5. What tendencies or groupings from common elements do you see in argentine art of the last ten or fifteen years?

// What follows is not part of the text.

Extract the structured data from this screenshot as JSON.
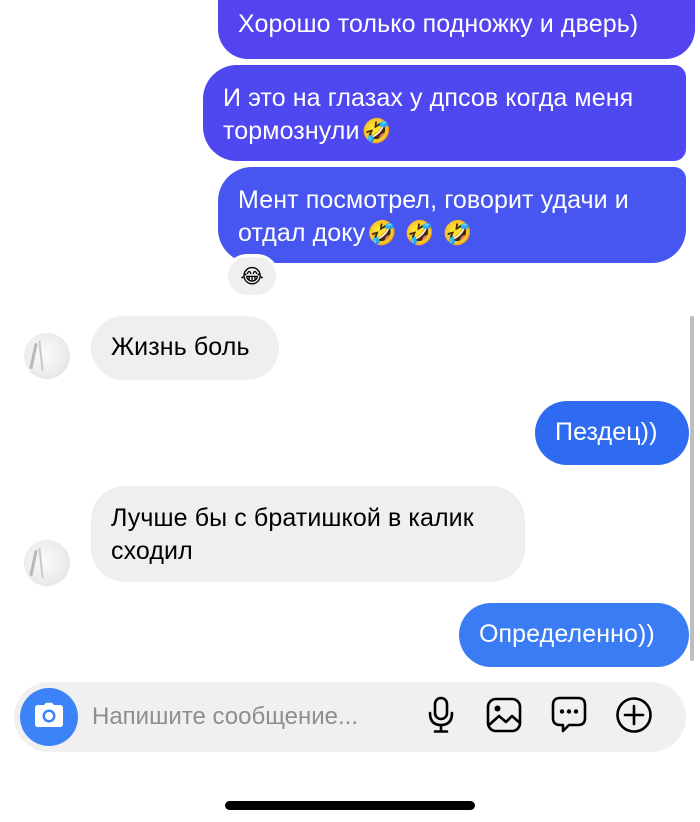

In general, the art hasn't changed very much in the last 15 years, hardly a change of tendency, some death and some resurrection of painting and the appearance of photography as one of the Fine Arts. At the beginning of the 90s, the tendency in vogue were the playful kitsch objects, made with polyester resin and plastic little dolls, perhaps as the reaction to the severe (and almost always flabby) post avant-guard painting of the 80s. After the mid 90s, there was an abolition of boundaries between artistic disciplines which includes photography (digital or not) and digital art, which suddenly gain many adepts. In the halls compete and coexist all the trends without distinction nor restrictions. In the rest of the world happens the same thing, confusion matches globalization. I'm not sure that this experiment has resulted largely rewarding until now. In all the types yes there was a progressive hegemony of a certain post-minimalism barely conceptual -either of design, technology, organic or fleeting- suggested, driven from the institutions, galleries, the critic and the curators. Inside this process the artwork has lost materiality, content and charm... it has lost importance. I believe contemporary art has resulted in a type of its own and it has stopped being a temporal reference. An artistic category officially transgressor was beaten by a boring conservatism that is no longer able to include within its range (and its artificial atmosphere of controlled risks) all the contemporary artistic manifestations. Eventually, the excluded became more attractive, just like in the Academy period. Sooner or later they will be assigned with a specific name -a "ism"- that will define somehow and set the concept free of the particular aesthetic contemporary connotations.